To: SeekAndFind

Badminton? Really?


20 posted on 08/01/2012 2:51:21 PM PDT by RobinOfKingston (The instinct toward liberalism is located in the part of the brain called the rectal lobe.)
[ Post Reply | Private Reply | To 1 | View Replies]

To: SeekAndFind

I miss the burly, beefy East German women with their overabundance of facial hair.


21 posted on 08/01/2012 3:56:29 PM PDT by ops33 (Senior Master Sergeant, USAF (Retired))
[ Post Reply | Private Reply | To 1 | View Replies]

To: Billthedrill

Poppyco....er....Shuttlecock! (oh, never mind)


22 posted on 08/01/2012 4:38:40 PM PDT by PuzzledInTX
[ Post Reply | Private Reply | To 18 | View Replies]

To: SeekAndFind
I'm not going to pass judgement on these competitors because it seems like the rules actually encouraged this sort of thing.

But this incident reminds me of a great story I heard from some years ago involving two cross-country skiiers from Norway. I may have the names wrong, but I think one of them was the legendary skiier Bjorn Daehlie, who was competing in either 1994 or 1998 for what would have been a record number of career gold medals in cross-country events.

The story, as I remember it, was told by Thomas Alsgaard, who was about five years younger than Daehlie and was competing against him in the race. Daehlie was a national hero in Norway, and Alsgaard was in the lead late in the race. He didn't want to win the race and actually slowed down to let Daehlie catch up, until he heard Daehlie scolding him from several yards behind.
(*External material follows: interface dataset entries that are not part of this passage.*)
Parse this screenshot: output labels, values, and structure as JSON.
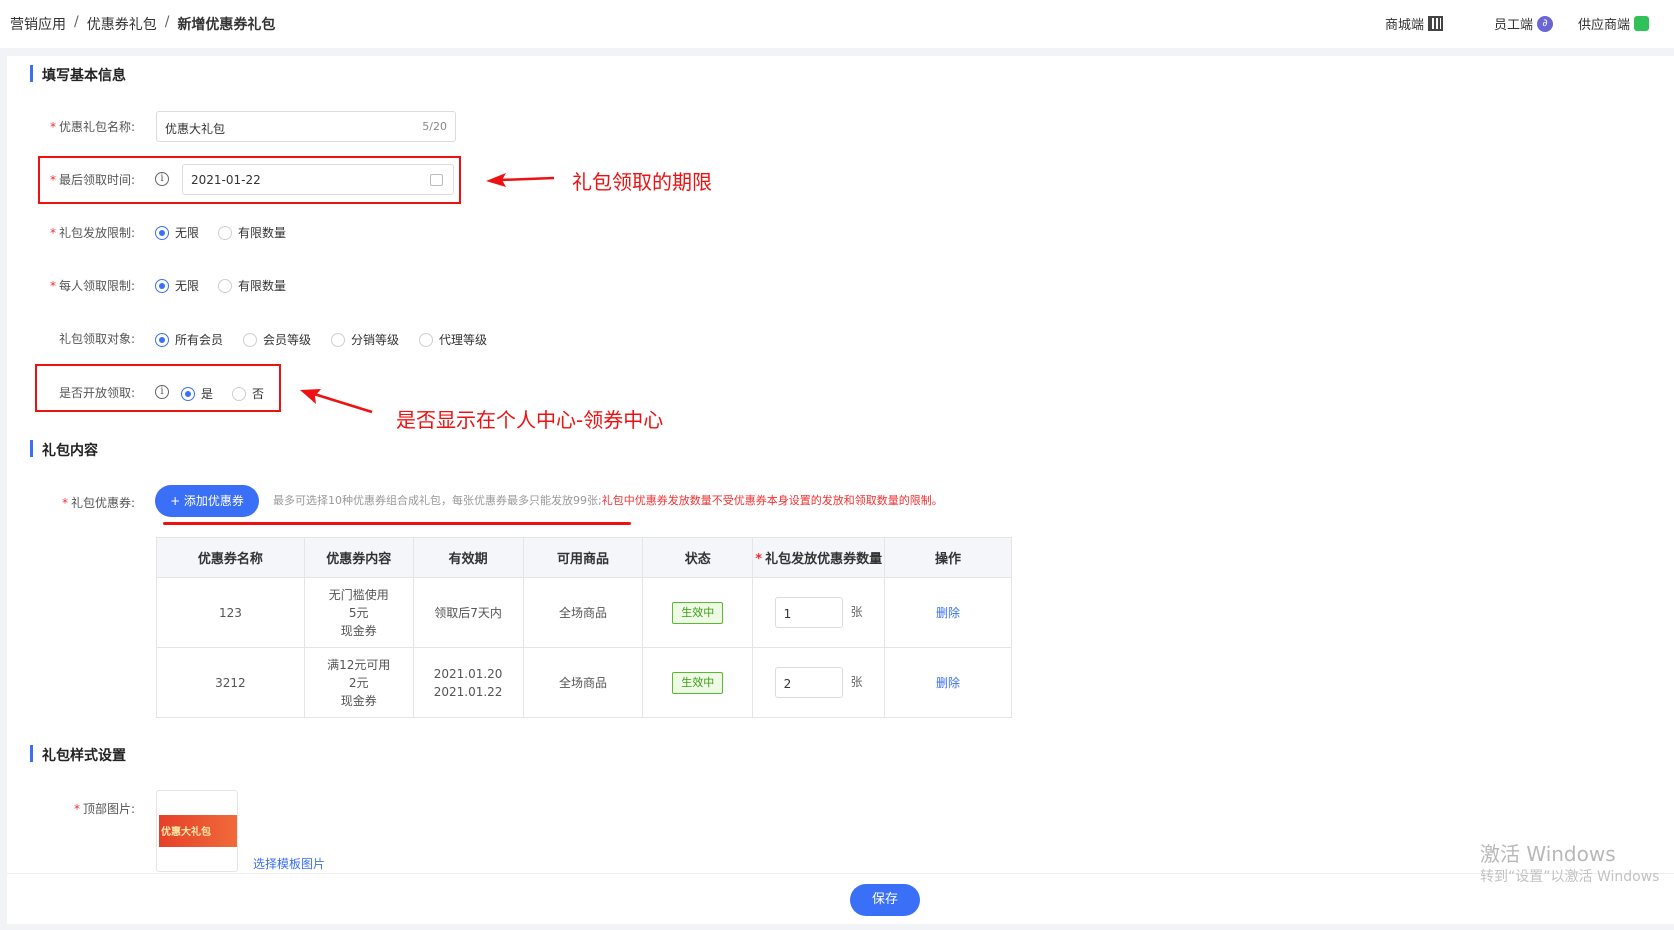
{
  "breadcrumb": {
    "items": [
      "营销应用",
      "优惠券礼包",
      "新增优惠券礼包"
    ]
  },
  "portals": {
    "mall": "商城端",
    "staff": "员工端",
    "supplier": "供应商端"
  },
  "sections": {
    "basic": "填写基本信息",
    "content": "礼包内容",
    "style": "礼包样式设置"
  },
  "form": {
    "name_label": "优惠礼包名称:",
    "name_value": "优惠大礼包",
    "name_count": "5/20",
    "deadline_label": "最后领取时间:",
    "deadline_value": "2021-01-22",
    "issue_limit_label": "礼包发放限制:",
    "issue_limit_options": [
      "无限",
      "有限数量"
    ],
    "per_person_label": "每人领取限制:",
    "per_person_options": [
      "无限",
      "有限数量"
    ],
    "target_label": "礼包领取对象:",
    "target_options": [
      "所有会员",
      "会员等级",
      "分销等级",
      "代理等级"
    ],
    "open_label": "是否开放领取:",
    "open_options": [
      "是",
      "否"
    ],
    "coupon_label": "礼包优惠券:",
    "add_coupon_button": "+ 添加优惠券",
    "hint_normal": "最多可选择10种优惠券组合成礼包，每张优惠券最多只能发放99张;",
    "hint_warn": "礼包中优惠券发放数量不受优惠券本身设置的发放和领取数量的限制。",
    "top_image_label": "顶部图片:",
    "choose_template": "选择模板图片"
  },
  "annotations": {
    "deadline_note": "礼包领取的期限",
    "open_note": "是否显示在个人中心-领券中心"
  },
  "table": {
    "headers": [
      "优惠券名称",
      "优惠券内容",
      "有效期",
      "可用商品",
      "状态",
      "礼包发放优惠券数量",
      "操作"
    ],
    "rows": [
      {
        "name": "123",
        "content": [
          "无门槛使用",
          "5元",
          "现金券"
        ],
        "validity": [
          "领取后7天内"
        ],
        "goods": "全场商品",
        "status": "生效中",
        "qty": "1",
        "unit": "张",
        "action": "删除"
      },
      {
        "name": "3212",
        "content": [
          "满12元可用",
          "2元",
          "现金券"
        ],
        "validity": [
          "2021.01.20",
          "2021.01.22"
        ],
        "goods": "全场商品",
        "status": "生效中",
        "qty": "2",
        "unit": "张",
        "action": "删除"
      }
    ]
  },
  "thumbnail_text": "优惠大礼包",
  "save_button": "保存",
  "watermark": {
    "line1": "激活 Windows",
    "line2": "转到“设置”以激活 Windows"
  },
  "colors": {
    "primary": "#3a6ff7",
    "annotation_red": "#e11111",
    "status_green": "#3a9d12"
  }
}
The story as I remember it was that Daehlie told him that if he (Daehlie) won the race, he'd wait at the finish line for Alsgaard and then kick his @ss for settling for second place.

This is the kind of thing that legends are made of. Alsgaard won the gold medal, Daehlie got the silver, and they're both champions no matter how you look at it.

23 posted on 08/01/2012 5:32:54 PM PDT by Alberta's Child ("If you touch my junk, I'm gonna have you arrested.")
[ Post Reply | Private Reply | To 1 | View Replies]

To: SeekAndFind
"This is why we can't have goodminton, people" -- Andy Levy, Red Eye
24 posted on 08/02/2012 2:56:14 PM PDT by x
[ Post Reply | Private Reply | To 1 | View Replies]

To: Billthedrill
It’s a racket.

For years now, there have been rumors of mob influence in fixing badminton games in this country. Yes, the mob has made millions from drugs, prostitution, and loan sharking, but badminton is where the real money is.

25 posted on 08/02/2012 3:07:12 PM PDT by GreenHornet
[ Post Reply | Private Reply | To 18 | View Replies]

Disclaimer: Opinions posted on Free Republic are those of the individual posters and do not necessarily represent the opinion of Free Republic or its management. All materials posted herein are protected by copyright law and the exemption for fair use of copyrighted works.

Free Republic
Browse · Search
News/Activism
Topics · Post Article

FreeRepublic, LLC, PO BOX 9771, FRESNO, CA 93794
FreeRepublic.com is powered by software copyright 2000-2008 John Robinson